-- DATA SHOWN follows --
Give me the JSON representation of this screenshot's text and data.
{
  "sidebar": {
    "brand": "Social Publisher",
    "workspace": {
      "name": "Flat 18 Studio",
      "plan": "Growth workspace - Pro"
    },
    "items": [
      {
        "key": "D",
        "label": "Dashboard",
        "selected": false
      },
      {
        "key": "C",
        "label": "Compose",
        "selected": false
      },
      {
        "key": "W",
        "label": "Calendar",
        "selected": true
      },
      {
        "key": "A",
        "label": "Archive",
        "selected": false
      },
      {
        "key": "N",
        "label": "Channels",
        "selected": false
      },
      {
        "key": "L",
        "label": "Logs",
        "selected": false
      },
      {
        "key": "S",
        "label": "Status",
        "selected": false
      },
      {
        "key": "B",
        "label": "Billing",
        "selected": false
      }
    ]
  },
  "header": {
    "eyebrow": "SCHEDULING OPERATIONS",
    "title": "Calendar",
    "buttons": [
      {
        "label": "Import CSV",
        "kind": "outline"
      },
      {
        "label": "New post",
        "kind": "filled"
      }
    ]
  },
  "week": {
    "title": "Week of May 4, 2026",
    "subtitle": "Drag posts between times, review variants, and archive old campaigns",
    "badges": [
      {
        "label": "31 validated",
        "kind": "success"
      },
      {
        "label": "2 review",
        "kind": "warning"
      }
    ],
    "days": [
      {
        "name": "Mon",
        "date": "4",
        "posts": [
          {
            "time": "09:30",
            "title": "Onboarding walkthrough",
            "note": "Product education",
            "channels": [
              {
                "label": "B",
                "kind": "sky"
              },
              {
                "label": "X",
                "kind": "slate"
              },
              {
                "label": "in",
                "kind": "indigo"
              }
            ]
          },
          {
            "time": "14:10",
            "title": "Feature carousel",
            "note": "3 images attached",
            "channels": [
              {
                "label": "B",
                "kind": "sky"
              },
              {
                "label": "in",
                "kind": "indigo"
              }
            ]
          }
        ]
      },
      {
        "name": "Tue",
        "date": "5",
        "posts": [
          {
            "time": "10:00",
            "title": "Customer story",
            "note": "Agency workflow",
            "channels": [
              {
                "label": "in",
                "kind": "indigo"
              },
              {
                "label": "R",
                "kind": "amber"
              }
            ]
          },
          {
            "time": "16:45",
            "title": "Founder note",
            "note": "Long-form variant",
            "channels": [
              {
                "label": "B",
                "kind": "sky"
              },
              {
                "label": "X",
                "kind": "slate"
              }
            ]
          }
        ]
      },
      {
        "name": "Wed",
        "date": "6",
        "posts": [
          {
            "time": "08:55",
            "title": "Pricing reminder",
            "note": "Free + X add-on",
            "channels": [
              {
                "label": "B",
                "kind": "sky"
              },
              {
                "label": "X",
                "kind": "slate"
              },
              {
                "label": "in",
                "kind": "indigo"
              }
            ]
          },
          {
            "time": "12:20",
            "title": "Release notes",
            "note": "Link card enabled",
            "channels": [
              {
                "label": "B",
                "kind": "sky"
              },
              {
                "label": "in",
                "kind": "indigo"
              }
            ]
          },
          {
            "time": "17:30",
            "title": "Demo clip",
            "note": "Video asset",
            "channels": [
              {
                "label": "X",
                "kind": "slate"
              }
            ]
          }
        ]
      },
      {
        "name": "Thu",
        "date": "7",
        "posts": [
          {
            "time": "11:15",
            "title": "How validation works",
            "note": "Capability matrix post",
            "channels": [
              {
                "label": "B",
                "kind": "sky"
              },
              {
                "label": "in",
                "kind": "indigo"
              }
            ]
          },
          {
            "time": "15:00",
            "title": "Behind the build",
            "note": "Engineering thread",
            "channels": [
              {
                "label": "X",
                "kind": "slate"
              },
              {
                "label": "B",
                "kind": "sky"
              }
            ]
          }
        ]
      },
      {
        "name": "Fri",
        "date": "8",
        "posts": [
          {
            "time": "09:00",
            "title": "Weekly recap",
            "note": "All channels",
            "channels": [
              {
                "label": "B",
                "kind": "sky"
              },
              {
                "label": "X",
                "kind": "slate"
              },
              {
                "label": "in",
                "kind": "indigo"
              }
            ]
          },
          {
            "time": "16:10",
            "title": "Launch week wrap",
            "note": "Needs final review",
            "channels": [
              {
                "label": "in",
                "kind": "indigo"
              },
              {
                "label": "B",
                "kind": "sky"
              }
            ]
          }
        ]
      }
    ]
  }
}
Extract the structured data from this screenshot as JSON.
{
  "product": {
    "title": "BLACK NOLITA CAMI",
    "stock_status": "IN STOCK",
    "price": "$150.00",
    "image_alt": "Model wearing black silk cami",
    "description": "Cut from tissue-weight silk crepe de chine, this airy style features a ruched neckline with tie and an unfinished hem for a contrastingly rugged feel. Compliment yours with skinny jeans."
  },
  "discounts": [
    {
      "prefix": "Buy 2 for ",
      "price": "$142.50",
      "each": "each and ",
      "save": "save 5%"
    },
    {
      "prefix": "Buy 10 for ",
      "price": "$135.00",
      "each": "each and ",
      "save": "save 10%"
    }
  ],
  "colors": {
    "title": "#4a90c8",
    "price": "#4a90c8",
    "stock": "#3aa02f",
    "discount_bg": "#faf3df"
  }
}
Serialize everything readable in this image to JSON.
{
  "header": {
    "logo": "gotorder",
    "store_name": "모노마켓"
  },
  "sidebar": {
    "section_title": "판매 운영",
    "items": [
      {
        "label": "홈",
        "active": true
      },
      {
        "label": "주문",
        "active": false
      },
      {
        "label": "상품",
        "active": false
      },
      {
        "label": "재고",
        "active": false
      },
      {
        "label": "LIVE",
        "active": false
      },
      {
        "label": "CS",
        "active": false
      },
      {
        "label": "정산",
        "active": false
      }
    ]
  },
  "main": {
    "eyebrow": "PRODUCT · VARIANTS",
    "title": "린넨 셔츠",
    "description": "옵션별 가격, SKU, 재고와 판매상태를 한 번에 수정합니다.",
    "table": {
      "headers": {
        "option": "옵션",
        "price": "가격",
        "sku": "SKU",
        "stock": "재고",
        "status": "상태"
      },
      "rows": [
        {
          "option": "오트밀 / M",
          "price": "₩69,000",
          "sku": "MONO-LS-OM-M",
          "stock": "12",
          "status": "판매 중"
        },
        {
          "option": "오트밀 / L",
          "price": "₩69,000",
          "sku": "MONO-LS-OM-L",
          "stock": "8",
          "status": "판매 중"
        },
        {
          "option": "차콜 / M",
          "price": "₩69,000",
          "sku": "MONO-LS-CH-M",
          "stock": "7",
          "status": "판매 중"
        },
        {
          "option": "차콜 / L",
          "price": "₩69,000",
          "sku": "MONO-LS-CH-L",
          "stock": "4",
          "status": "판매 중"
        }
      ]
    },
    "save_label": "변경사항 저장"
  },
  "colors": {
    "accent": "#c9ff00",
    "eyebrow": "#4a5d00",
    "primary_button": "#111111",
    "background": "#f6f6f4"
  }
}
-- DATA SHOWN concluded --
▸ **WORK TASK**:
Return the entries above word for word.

▸ **ANSWER TO THIS PROBLEM**:
Give me the JSON representation of this screenshot's text and data.
{
  "sidebar": {
    "brand": "Social Publisher",
    "workspace": {
      "name": "Flat 18 Studio",
      "plan": "Growth workspace - Pro"
    },
    "items": [
      {
        "key": "D",
        "label": "Dashboard",
        "selected": false
      },
      {
        "key": "C",
        "label": "Compose",
        "selected": false
      },
      {
        "key": "W",
        "label": "Calendar",
        "selected": true
      },
      {
        "key": "A",
        "label": "Archive",
        "selected": false
      },
      {
        "key": "N",
        "label": "Channels",
        "selected": false
      },
      {
        "key": "L",
        "label": "Logs",
        "selected": false
      },
      {
        "key": "S",
        "label": "Status",
        "selected": false
      },
      {
        "key": "B",
        "label": "Billing",
        "selected": false
      }
    ]
  },
  "header": {
    "eyebrow": "SCHEDULING OPERATIONS",
    "title": "Calendar",
    "buttons": [
      {
        "label": "Import CSV",
        "kind": "outline"
      },
      {
        "label": "New post",
        "kind": "filled"
      }
    ]
  },
  "week": {
    "title": "Week of May 4, 2026",
    "subtitle": "Drag posts between times, review variants, and archive old campaigns",
    "badges": [
      {
        "label": "31 validated",
        "kind": "success"
      },
      {
        "label": "2 review",
        "kind": "warning"
      }
    ],
    "days": [
      {
        "name": "Mon",
        "date": "4",
        "posts": [
          {
            "time": "09:30",
            "title": "Onboarding walkthrough",
            "note": "Product education",
            "channels": [
              {
                "label": "B",
                "kind": "sky"
              },
              {
                "label": "X",
                "kind": "slate"
              },
              {
                "label": "in",
                "kind": "indigo"
              }
            ]
          },
          {
            "time": "14:10",
            "title": "Feature carousel",
            "note": "3 images attached",
            "channels": [
              {
                "label": "B",
                "kind": "sky"
              },
              {
                "label": "in",
                "kind": "indigo"
              }
            ]
          }
        ]
      },
      {
        "name": "Tue",
        "date": "5",
        "posts": [
          {
            "time": "10:00",
            "title": "Customer story",
            "note": "Agency workflow",
            "channels": [
              {
                "label": "in",
                "kind": "indigo"
              },
              {
                "label": "R",
                "kind": "amber"
              }
            ]
          },
          {
            "time": "16:45",
            "title": "Founder note",
            "note": "Long-form variant",
            "channels": [
              {
                "label": "B",
                "kind": "sky"
              },
              {
                "label": "X",
                "kind": "slate"
              }
            ]
          }
        ]
      },
      {
        "name": "Wed",
        "date": "6",
        "posts": [
          {
            "time": "08:55",
            "title": "Pricing reminder",
            "note": "Free + X add-on",
            "channels": [
              {
                "label": "B",
                "kind": "sky"
              },
              {
                "label": "X",
                "kind": "slate"
              },
              {
                "label": "in",
                "kind": "indigo"
              }
            ]
          },
          {
            "time": "12:20",
            "title": "Release notes",
            "note": "Link card enabled",
            "channels": [
              {
                "label": "B",
                "kind": "sky"
              },
              {
                "label": "in",
                "kind": "indigo"
              }
            ]
          },
          {
            "time": "17:30",
            "title": "Demo clip",
            "note": "Video asset",
            "channels": [
              {
                "label": "X",
                "kind": "slate"
              }
            ]
          }
        ]
      },
      {
        "name": "Thu",
        "date": "7",
        "posts": [
          {
            "time": "11:15",
            "title": "How validation works",
            "note": "Capability matrix post",
            "channels": [
              {
                "label": "B",
                "kind": "sky"
              },
              {
                "label": "in",
                "kind": "indigo"
              }
            ]
          },
          {
            "time": "15:00",
            "title": "Behind the build",
            "note": "Engineering thread",
            "channels": [
              {
                "label": "X",
                "kind": "slate"
              },
              {
                "label": "B",
                "kind": "sky"
              }
            ]
          }
        ]
      },
      {
        "name": "Fri",
        "date": "8",
        "posts": [
          {
            "time": "09:00",
            "title": "Weekly recap",
            "note": "All channels",
            "channels": [
              {
                "label": "B",
                "kind": "sky"
              },
              {
                "label": "X",
                "kind": "slate"
              },
              {
                "label": "in",
                "kind": "indigo"
              }
            ]
          },
          {
            "time": "16:10",
            "title": "Launch week wrap",
            "note": "Needs final review",
            "channels": [
              {
                "label": "in",
                "kind": "indigo"
              },
              {
                "label": "B",
                "kind": "sky"
              }
            ]
          }
        ]
      }
    ]
  }
}
Extract the structured data from this screenshot as JSON.
{
  "product": {
    "title": "BLACK NOLITA CAMI",
    "stock_status": "IN STOCK",
    "price": "$150.00",
    "image_alt": "Model wearing black silk cami",
    "description": "Cut from tissue-weight silk crepe de chine, this airy style features a ruched neckline with tie and an unfinished hem for a contrastingly rugged feel. Compliment yours with skinny jeans."
  },
  "discounts": [
    {
      "prefix": "Buy 2 for ",
      "price": "$142.50",
      "each": "each and ",
      "save": "save 5%"
    },
    {
      "prefix": "Buy 10 for ",
      "price": "$135.00",
      "each": "each and ",
      "save": "save 10%"
    }
  ],
  "colors": {
    "title": "#4a90c8",
    "price": "#4a90c8",
    "stock": "#3aa02f",
    "discount_bg": "#faf3df"
  }
}
Serialize everything readable in this image to JSON.
{
  "header": {
    "logo": "gotorder",
    "store_name": "모노마켓"
  },
  "sidebar": {
    "section_title": "판매 운영",
    "items": [
      {
        "label": "홈",
        "active": true
      },
      {
        "label": "주문",
        "active": false
      },
      {
        "label": "상품",
        "active": false
      },
      {
        "label": "재고",
        "active": false
      },
      {
        "label": "LIVE",
        "active": false
      },
      {
        "label": "CS",
        "active": false
      },
      {
        "label": "정산",
        "active": false
      }
    ]
  },
  "main": {
    "eyebrow": "PRODUCT · VARIANTS",
    "title": "린넨 셔츠",
    "description": "옵션별 가격, SKU, 재고와 판매상태를 한 번에 수정합니다.",
    "table": {
      "headers": {
        "option": "옵션",
        "price": "가격",
        "sku": "SKU",
        "stock": "재고",
        "status": "상태"
      },
      "rows": [
        {
          "option": "오트밀 / M",
          "price": "₩69,000",
          "sku": "MONO-LS-OM-M",
          "stock": "12",
          "status": "판매 중"
        },
        {
          "option": "오트밀 / L",
          "price": "₩69,000",
          "sku": "MONO-LS-OM-L",
          "stock": "8",
          "status": "판매 중"
        },
        {
          "option": "차콜 / M",
          "price": "₩69,000",
          "sku": "MONO-LS-CH-M",
          "stock": "7",
          "status": "판매 중"
        },
        {
          "option": "차콜 / L",
          "price": "₩69,000",
          "sku": "MONO-LS-CH-L",
          "stock": "4",
          "status": "판매 중"
        }
      ]
    },
    "save_label": "변경사항 저장"
  },
  "colors": {
    "accent": "#c9ff00",
    "eyebrow": "#4a5d00",
    "primary_button": "#111111",
    "background": "#f6f6f4"
  }
}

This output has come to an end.